On the usefulness of reg.testing
re: https://plus.google.com/u/0/114804369744409916883/posts/JvozgQxVAyT I do find them very useful for certain purposes, although I agree they are not regression tests. I'm not sure what it should be called, but I consider it a tiny 'corpus' of stuff that used to be broken and/or easily tends to break if I'm not careful when changing rules or dictionaries. (However, I'd find them less annoying and more realistic if we could do "
test|lang|source sentence|possible target sentence 1|possible target sentence 2|…|possible target sentence N".) The before/after corpus test which Jacob mentions is in general a lot more helpful to find improvements (or degradations) in quality, while testvoc scripts (both based on lt-expand and corpus testvoc) is helpful in guiding developement. --unhammer 10:53, 21 November 2011 (UTC)

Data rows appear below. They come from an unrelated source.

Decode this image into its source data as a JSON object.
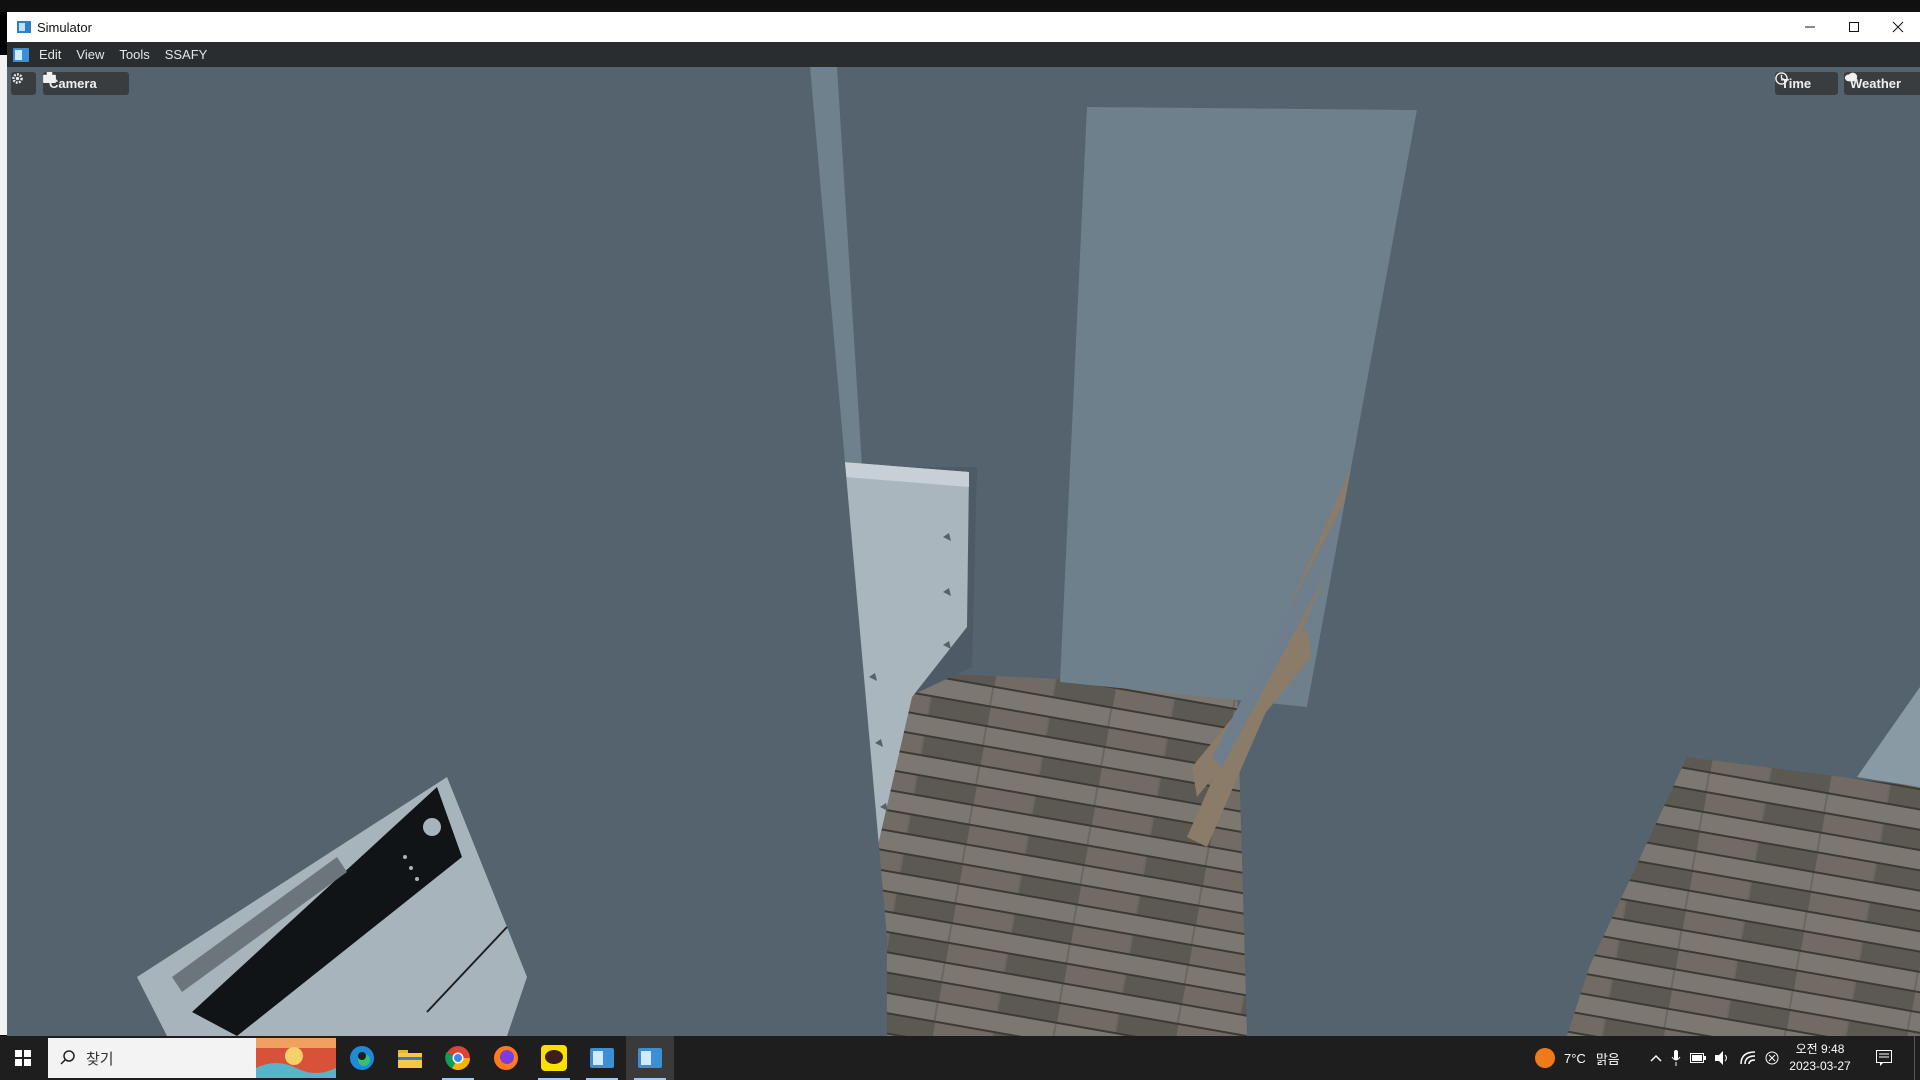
{
  "window": {
    "title": "Simulator",
    "controls": {
      "minimize": "─",
      "maximize": "☐",
      "close": "✕"
    }
  },
  "menu": {
    "items": [
      "Edit",
      "View",
      "Tools",
      "SSAFY"
    ]
  },
  "toolbar": {
    "settings_icon": "gear-icon",
    "camera_label": "Camera",
    "time_label": "Time",
    "weather_label": "Weather"
  },
  "taskbar": {
    "search_placeholder": "찾기",
    "weather_temp": "7°C",
    "weather_desc": "맑음",
    "time": "오전 9:48",
    "date": "2023-03-27"
  },
  "colors": {
    "wall": "#55636f",
    "menu_bg": "#2a2d30",
    "taskbar_bg": "#1e1e1e",
    "accent": "#9ac8ff"
  }
}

- umm I've not used this kind of tests (or non-tests) yet. Whether it is testing or not, can we call them lists of parallel sentences/sintagms?. I was thinking on it and I see two advantages of doing such lists: 1) for a language whose grammar is not well formalised, building a list of parallel examples helps to understand the underlying grammar and the nature of the changes you need to do in the translator. It also helps people don't speaking the language to understand differences between languages 2) In the absence of large parallel corpus where most common translation errors and challenges would likely appear, I see these lists as a surrogate of a parallel corpus. You cannot use it to quantitatively assess the performance, but you can learn what needs to be done in specific aspects, and just check that the rest of things continue to work. This is why I thought it could be useful for es-an pair ('an' being a language not completely formalised in terms of syntax, and with few parallel texts). --Juanpabl 15:42, 21 November 2011 (UTC)